Outside a San Francisco courthouse, a small group of same-sex marriage supporters waited for the decision. They waved flags and carried signs that read: "We all deserve the freedom to marry." Rallies were planned for later in the day.
Proposition 8 is part of a long line of seesaw rulings, court cases, debates and protests in California over the hotly debated issue of same-sex marriage. It passed with some 52 percent of the vote in November 2008.
Prior to Wednesday's decision, Rick Jacobs, founder of the Campaign Courage, which supports same-sex marriage, said he was hopeful about the possibility of victory, but prepared for a long legal battle.
[cnn-photo-caption image=http://i.cdn.turner.com/cnn/2010/POLITICS/06/18/prop.8.implications/t1larg.prop8.jpg caption="Protesters make their case at an anti-Proposition 8 rally in east Los Angeles, California, on May 26, 2009." width=300 height=169]
Washington - While closing arguments have ended in California's Proposition 8 trial - a case that will determine the constitutionality of California's same-sex marriage ban - the outcome may not have an impact on states considering similar legislation.
The reason: State budget crises and the upcoming elections have shifted the focus from social issues to fiscal stability, which will sidetrack same-sex marriage legislation in other states, a policy expert said.

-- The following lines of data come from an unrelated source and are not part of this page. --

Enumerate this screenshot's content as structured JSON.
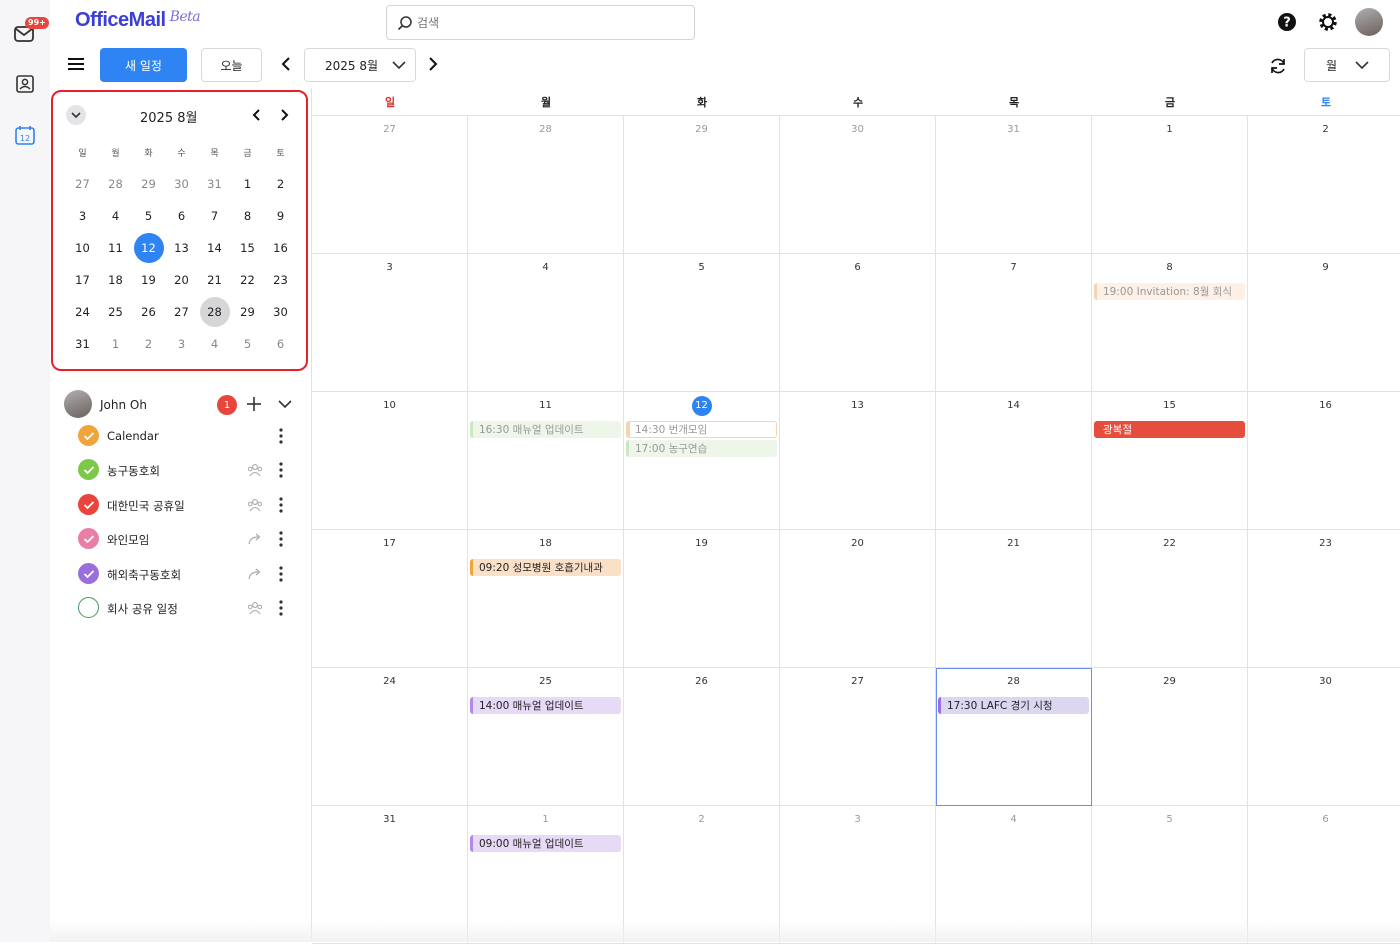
{
  "app": {
    "name": "OfficeMail",
    "tag": "Beta"
  },
  "rail": {
    "mail_badge": "99+"
  },
  "search": {
    "placeholder": "검색"
  },
  "toolbar": {
    "new_label": "새 일정",
    "today_label": "오늘",
    "month_label": "2025 8월",
    "view_label": "월"
  },
  "mini": {
    "title": "2025 8월",
    "dow": [
      "일",
      "월",
      "화",
      "수",
      "목",
      "금",
      "토"
    ],
    "weeks": [
      [
        {
          "d": "27",
          "out": true
        },
        {
          "d": "28",
          "out": true
        },
        {
          "d": "29",
          "out": true
        },
        {
          "d": "30",
          "out": true
        },
        {
          "d": "31",
          "out": true
        },
        {
          "d": "1"
        },
        {
          "d": "2"
        }
      ],
      [
        {
          "d": "3"
        },
        {
          "d": "4"
        },
        {
          "d": "5"
        },
        {
          "d": "6"
        },
        {
          "d": "7"
        },
        {
          "d": "8"
        },
        {
          "d": "9"
        }
      ],
      [
        {
          "d": "10"
        },
        {
          "d": "11"
        },
        {
          "d": "12",
          "today": true
        },
        {
          "d": "13"
        },
        {
          "d": "14"
        },
        {
          "d": "15"
        },
        {
          "d": "16"
        }
      ],
      [
        {
          "d": "17"
        },
        {
          "d": "18"
        },
        {
          "d": "19"
        },
        {
          "d": "20"
        },
        {
          "d": "21"
        },
        {
          "d": "22"
        },
        {
          "d": "23"
        }
      ],
      [
        {
          "d": "24"
        },
        {
          "d": "25"
        },
        {
          "d": "26"
        },
        {
          "d": "27"
        },
        {
          "d": "28",
          "sel": true
        },
        {
          "d": "29"
        },
        {
          "d": "30"
        }
      ],
      [
        {
          "d": "31"
        },
        {
          "d": "1",
          "out": true
        },
        {
          "d": "2",
          "out": true
        },
        {
          "d": "3",
          "out": true
        },
        {
          "d": "4",
          "out": true
        },
        {
          "d": "5",
          "out": true
        },
        {
          "d": "6",
          "out": true
        }
      ]
    ]
  },
  "owner": {
    "name": "John Oh",
    "badge": "1"
  },
  "calendars": [
    {
      "name": "Calendar",
      "color": "#f0a43a",
      "checked": true,
      "share": ""
    },
    {
      "name": "농구동호회",
      "color": "#7cc94a",
      "checked": true,
      "share": "group-icon"
    },
    {
      "name": "대한민국 공휴일",
      "color": "#e8453c",
      "checked": true,
      "share": "group-icon"
    },
    {
      "name": "와인모임",
      "color": "#e97fa6",
      "checked": true,
      "share": "share-icon"
    },
    {
      "name": "해외축구동호회",
      "color": "#9a6fdd",
      "checked": true,
      "share": "share-icon"
    },
    {
      "name": "회사 공유 일정",
      "color": "#3f9a5a",
      "checked": false,
      "share": "group-icon"
    }
  ],
  "month": {
    "dow": [
      "일",
      "월",
      "화",
      "수",
      "목",
      "금",
      "토"
    ],
    "weeks": [
      [
        {
          "d": "27",
          "out": true
        },
        {
          "d": "28",
          "out": true
        },
        {
          "d": "29",
          "out": true
        },
        {
          "d": "30",
          "out": true
        },
        {
          "d": "31",
          "out": true
        },
        {
          "d": "1"
        },
        {
          "d": "2"
        }
      ],
      [
        {
          "d": "3"
        },
        {
          "d": "4"
        },
        {
          "d": "5"
        },
        {
          "d": "6"
        },
        {
          "d": "7"
        },
        {
          "d": "8",
          "events": [
            {
              "text": "19:00 Invitation: 8월 회식",
              "bg": "#fdf0e6",
              "bar": "#f6d3b3",
              "fg": "#999"
            }
          ]
        },
        {
          "d": "9"
        }
      ],
      [
        {
          "d": "10"
        },
        {
          "d": "11",
          "events": [
            {
              "text": "16:30 매뉴얼 업데이트",
              "bg": "#eef6ea",
              "bar": "#cde6c2",
              "fg": "#999"
            }
          ]
        },
        {
          "d": "12",
          "today": true,
          "events": [
            {
              "text": "14:30 번개모임",
              "bg": "#ffffff",
              "bar": "#f6d3b3",
              "fg": "#999",
              "outline": "#f6d3b3"
            },
            {
              "text": "17:00 농구연습",
              "bg": "#eef6ea",
              "bar": "#cde6c2",
              "fg": "#999"
            }
          ]
        },
        {
          "d": "13"
        },
        {
          "d": "14"
        },
        {
          "d": "15",
          "events": [
            {
              "text": "광복절",
              "bg": "#e54d3d",
              "bar": "#e54d3d",
              "fg": "#ffffff"
            }
          ]
        },
        {
          "d": "16"
        }
      ],
      [
        {
          "d": "17"
        },
        {
          "d": "18",
          "events": [
            {
              "text": "09:20 성모병원 호흡기내과",
              "bg": "#fbe0c8",
              "bar": "#f0a43a",
              "fg": "#222"
            }
          ]
        },
        {
          "d": "19"
        },
        {
          "d": "20"
        },
        {
          "d": "21"
        },
        {
          "d": "22"
        },
        {
          "d": "23"
        }
      ],
      [
        {
          "d": "24"
        },
        {
          "d": "25",
          "events": [
            {
              "text": "14:00 매뉴얼 업데이트",
              "bg": "#e7daf6",
              "bar": "#b08ae6",
              "fg": "#222"
            }
          ]
        },
        {
          "d": "26"
        },
        {
          "d": "27"
        },
        {
          "d": "28",
          "hl": true,
          "events": [
            {
              "text": "17:30 LAFC 경기 시청",
              "bg": "#ddd6f0",
              "bar": "#9a6fdd",
              "fg": "#222"
            }
          ]
        },
        {
          "d": "29"
        },
        {
          "d": "30"
        }
      ],
      [
        {
          "d": "31"
        },
        {
          "d": "1",
          "out": true,
          "events": [
            {
              "text": "09:00 매뉴얼 업데이트",
              "bg": "#e7daf6",
              "bar": "#b08ae6",
              "fg": "#222"
            }
          ]
        },
        {
          "d": "2",
          "out": true
        },
        {
          "d": "3",
          "out": true
        },
        {
          "d": "4",
          "out": true
        },
        {
          "d": "5",
          "out": true
        },
        {
          "d": "6",
          "out": true
        }
      ]
    ]
  }
}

"I have also seen this issue pushed aside since the recession started. States are just so focused on budgets and the shortfalls," said Christine Nelson, a program director at the National Council of State Legislatures. "I had a legislator tell me 'Are you kidding? Our state needs money and job creation. So why in the world would we be tackling that?' "
Nelson, who follows the issue of same-sex marriage, said there's been very little legislative activity this year, which she attributes to a year where most legislators are up for re-election.

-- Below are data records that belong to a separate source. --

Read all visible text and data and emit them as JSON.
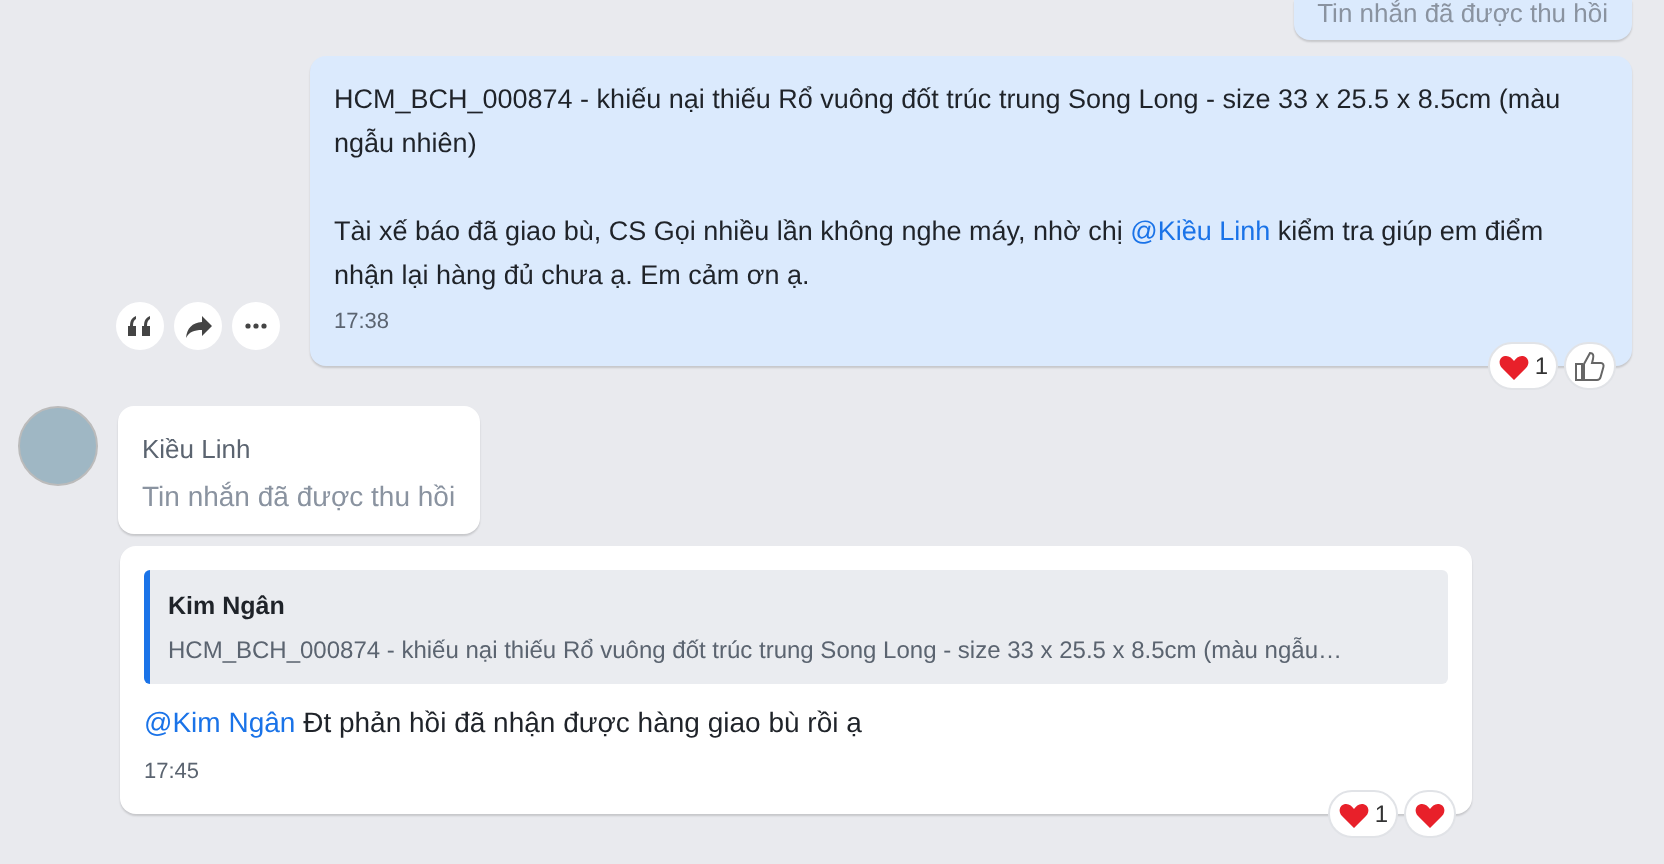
{
  "top_recalled": {
    "text": "Tin nhắn đã được thu hồi"
  },
  "outgoing": {
    "paragraphs": [
      [
        {
          "text": "HCM_BCH_000874 - khiếu nại thiếu Rổ vuông đốt trúc trung Song Long - size 33 x 25.5 x 8.5cm (màu ngẫu nhiên)",
          "mention": false
        }
      ],
      [
        {
          "text": "Tài xế báo đã giao bù, CS Gọi nhiều lần không nghe máy, nhờ chị ",
          "mention": false
        },
        {
          "text": "@Kiều Linh",
          "mention": true
        },
        {
          "text": " kiểm tra giúp em điểm nhận lại hàng đủ chưa ạ. Em cảm ơn ạ.",
          "mention": false
        }
      ]
    ],
    "time": "17:38",
    "actions": [
      {
        "kind": "quote"
      },
      {
        "kind": "forward"
      },
      {
        "kind": "more"
      }
    ],
    "reactions": [
      {
        "kind": "heart",
        "count": "1"
      },
      {
        "kind": "like"
      }
    ]
  },
  "incoming_recalled": {
    "sender": "Kiều Linh",
    "text": "Tin nhắn đã được thu hồi"
  },
  "reply": {
    "quote": {
      "author": "Kim Ngân",
      "text": "HCM_BCH_000874 - khiếu nại thiếu Rổ vuông đốt trúc trung Song Long - size 33 x 25.5 x 8.5cm (màu ngẫu…"
    },
    "parts": [
      {
        "text": "@Kim Ngân",
        "mention": true
      },
      {
        "text": " Đt phản hồi đã nhận được hàng giao bù rồi ạ",
        "mention": false
      }
    ],
    "time": "17:45",
    "reactions": [
      {
        "kind": "heart",
        "count": "1"
      },
      {
        "kind": "heart"
      }
    ]
  }
}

CNN Legal Analyst
A pop star could have a quickie Vegas wedding tomorrow, to a man she meets tonight, if she so chooses. Scott Peterson, convicted of the murder of his pregnant wife and on death row, has an inalienable right to a prison wedding with a female pen pal if the mood strikes him.
Indiana grandmother Linda Wolfe holds the Guinness World Records title for most marriages: 23. One lasted just 36 hours. She's on the lookout for No. 24, and when she finds him, no law can stop her from marrying him.
The U.S. Supreme Court has held unanimously that "the freedom to marry has long been recognized as one of the vital personal rights essential to the orderly pursuit of happiness by free men. Marriage is one of the basic civil rights of man."
So basic, so important, so fundamental, in constitutional parlance, that no state can interfere with even the most reckless heterosexual nuptials.